Please copy each line of the data that includes the string "JSON".

[Dataset rows describing interfaces]
((

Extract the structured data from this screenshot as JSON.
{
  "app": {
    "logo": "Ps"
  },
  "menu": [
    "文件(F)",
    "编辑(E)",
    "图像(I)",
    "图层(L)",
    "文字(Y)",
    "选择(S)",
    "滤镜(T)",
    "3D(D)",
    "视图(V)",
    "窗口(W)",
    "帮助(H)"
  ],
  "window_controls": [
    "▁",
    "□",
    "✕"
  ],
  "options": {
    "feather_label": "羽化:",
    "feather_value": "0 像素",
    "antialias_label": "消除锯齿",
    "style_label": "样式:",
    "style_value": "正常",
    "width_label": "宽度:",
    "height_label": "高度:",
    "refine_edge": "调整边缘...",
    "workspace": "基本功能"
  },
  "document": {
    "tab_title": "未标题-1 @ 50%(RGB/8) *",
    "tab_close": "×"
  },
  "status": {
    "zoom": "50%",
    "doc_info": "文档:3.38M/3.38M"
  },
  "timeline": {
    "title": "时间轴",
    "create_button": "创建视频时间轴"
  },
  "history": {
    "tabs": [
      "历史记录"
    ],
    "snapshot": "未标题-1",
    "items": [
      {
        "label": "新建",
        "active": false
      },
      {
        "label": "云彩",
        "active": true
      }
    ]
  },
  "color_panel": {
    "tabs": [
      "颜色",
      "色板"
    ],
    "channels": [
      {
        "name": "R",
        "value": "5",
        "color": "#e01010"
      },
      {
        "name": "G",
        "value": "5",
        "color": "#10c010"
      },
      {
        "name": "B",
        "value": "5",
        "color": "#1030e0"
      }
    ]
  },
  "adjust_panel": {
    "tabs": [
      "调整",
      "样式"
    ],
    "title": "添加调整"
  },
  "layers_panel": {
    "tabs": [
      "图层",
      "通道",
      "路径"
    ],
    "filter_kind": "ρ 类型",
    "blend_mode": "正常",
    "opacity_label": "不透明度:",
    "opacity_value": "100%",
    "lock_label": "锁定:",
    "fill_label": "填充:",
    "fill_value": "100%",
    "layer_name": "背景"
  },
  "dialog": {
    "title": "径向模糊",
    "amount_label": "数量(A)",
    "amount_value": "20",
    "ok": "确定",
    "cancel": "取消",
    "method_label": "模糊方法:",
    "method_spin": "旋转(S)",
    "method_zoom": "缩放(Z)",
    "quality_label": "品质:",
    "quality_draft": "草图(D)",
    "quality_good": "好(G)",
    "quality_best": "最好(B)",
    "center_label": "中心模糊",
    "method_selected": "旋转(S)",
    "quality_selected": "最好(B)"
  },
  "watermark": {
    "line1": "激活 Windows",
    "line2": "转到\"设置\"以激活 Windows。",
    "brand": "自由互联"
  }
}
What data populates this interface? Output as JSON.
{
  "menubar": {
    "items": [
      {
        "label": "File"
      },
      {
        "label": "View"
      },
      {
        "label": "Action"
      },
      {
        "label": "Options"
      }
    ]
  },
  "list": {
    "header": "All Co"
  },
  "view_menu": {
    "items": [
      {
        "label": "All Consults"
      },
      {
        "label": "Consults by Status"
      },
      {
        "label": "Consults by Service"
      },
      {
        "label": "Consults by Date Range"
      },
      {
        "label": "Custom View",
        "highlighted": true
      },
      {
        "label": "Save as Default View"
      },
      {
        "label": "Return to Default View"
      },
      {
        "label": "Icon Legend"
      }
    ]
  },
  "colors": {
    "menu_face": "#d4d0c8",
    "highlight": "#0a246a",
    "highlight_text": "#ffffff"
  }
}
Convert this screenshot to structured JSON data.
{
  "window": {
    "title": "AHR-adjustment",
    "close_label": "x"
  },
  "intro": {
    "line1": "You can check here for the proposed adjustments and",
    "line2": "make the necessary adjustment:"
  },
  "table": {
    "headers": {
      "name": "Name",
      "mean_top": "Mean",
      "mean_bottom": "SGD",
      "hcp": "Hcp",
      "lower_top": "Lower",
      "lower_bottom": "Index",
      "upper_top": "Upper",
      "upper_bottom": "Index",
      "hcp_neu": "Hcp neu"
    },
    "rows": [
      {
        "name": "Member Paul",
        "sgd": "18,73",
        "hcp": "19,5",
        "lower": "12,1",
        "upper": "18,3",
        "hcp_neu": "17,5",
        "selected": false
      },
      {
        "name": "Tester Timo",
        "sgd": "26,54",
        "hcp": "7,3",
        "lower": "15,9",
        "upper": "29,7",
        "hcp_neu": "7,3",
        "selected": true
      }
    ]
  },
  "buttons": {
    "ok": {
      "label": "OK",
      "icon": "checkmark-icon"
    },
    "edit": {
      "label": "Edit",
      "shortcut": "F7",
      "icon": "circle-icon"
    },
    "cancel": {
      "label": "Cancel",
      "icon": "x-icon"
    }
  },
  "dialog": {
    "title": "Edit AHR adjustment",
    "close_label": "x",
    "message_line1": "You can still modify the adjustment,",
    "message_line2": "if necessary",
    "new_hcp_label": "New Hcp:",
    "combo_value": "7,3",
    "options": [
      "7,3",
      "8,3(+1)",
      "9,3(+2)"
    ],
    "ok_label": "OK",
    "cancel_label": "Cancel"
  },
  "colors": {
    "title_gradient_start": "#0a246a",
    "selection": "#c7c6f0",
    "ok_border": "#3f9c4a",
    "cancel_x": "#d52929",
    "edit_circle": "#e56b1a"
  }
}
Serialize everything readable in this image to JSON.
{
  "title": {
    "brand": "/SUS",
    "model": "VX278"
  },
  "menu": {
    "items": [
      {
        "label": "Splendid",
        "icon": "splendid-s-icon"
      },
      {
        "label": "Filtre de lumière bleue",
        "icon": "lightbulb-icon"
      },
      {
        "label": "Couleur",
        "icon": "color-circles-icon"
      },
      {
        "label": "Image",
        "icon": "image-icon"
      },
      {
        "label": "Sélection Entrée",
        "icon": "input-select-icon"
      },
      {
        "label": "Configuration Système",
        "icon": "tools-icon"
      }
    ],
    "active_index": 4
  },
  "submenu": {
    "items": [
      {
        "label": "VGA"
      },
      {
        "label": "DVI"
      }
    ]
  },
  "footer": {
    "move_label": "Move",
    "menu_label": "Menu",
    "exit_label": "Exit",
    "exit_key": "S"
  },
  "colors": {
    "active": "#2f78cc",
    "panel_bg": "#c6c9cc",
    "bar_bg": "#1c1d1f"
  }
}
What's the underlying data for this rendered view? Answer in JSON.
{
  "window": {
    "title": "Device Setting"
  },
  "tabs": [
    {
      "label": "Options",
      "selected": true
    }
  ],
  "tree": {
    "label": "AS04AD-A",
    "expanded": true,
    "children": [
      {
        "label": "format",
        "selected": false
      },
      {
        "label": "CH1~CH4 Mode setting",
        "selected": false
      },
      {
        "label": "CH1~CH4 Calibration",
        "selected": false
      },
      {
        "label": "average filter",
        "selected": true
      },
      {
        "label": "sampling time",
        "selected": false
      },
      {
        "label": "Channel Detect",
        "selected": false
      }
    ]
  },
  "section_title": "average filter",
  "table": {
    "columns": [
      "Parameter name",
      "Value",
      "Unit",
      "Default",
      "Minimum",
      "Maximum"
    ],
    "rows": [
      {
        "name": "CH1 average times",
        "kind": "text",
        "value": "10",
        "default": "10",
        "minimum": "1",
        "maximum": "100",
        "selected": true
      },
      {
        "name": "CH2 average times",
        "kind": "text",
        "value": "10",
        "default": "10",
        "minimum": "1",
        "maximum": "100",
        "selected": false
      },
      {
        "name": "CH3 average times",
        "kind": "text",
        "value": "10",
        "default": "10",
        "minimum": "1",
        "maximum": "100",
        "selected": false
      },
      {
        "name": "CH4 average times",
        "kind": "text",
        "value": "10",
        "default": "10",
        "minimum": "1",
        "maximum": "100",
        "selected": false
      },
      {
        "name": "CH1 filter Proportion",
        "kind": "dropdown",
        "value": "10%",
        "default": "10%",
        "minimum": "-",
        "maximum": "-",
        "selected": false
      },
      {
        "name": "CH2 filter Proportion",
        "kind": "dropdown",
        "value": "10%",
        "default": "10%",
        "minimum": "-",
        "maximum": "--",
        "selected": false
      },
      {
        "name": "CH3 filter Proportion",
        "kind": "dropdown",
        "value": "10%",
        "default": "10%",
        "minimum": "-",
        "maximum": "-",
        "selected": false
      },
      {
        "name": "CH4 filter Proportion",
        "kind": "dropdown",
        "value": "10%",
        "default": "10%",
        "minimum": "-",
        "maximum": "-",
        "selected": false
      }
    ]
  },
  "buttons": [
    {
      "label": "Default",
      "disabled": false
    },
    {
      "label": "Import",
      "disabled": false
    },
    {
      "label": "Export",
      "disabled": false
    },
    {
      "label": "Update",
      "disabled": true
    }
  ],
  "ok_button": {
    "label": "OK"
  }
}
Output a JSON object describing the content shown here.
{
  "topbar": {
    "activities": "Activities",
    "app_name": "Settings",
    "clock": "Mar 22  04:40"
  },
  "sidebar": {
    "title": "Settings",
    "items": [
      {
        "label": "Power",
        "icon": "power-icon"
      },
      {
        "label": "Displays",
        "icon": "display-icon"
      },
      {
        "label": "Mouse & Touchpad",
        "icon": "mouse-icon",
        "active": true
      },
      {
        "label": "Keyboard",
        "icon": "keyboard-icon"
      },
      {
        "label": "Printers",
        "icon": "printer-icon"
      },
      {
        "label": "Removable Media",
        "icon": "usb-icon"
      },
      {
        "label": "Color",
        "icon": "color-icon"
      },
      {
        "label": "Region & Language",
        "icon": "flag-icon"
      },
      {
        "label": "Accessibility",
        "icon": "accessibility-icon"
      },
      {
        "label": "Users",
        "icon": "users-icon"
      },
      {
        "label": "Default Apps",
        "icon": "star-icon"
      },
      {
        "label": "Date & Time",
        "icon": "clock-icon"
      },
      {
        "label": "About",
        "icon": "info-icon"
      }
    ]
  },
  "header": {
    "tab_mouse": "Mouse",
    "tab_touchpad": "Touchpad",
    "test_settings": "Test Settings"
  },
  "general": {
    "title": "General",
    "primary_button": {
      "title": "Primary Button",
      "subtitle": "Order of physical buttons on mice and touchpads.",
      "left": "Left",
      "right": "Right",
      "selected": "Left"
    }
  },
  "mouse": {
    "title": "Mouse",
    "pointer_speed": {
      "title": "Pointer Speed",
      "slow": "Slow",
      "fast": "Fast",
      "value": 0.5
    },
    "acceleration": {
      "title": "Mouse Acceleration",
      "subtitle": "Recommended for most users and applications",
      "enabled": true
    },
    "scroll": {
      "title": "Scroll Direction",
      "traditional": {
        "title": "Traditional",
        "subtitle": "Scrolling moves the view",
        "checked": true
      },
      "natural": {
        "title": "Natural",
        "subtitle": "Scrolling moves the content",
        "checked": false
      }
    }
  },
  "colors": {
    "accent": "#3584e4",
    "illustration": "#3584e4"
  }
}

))

> _Answer space_:
Extract the structured data from this screenshot as JSON.
What data populates this interface? Output as JSON.
Convert this screenshot to structured JSON data.
Serialize everything readable in this image to JSON.
What's the underlying data for this rendered view? Answer in JSON.
Output a JSON object describing the content shown here.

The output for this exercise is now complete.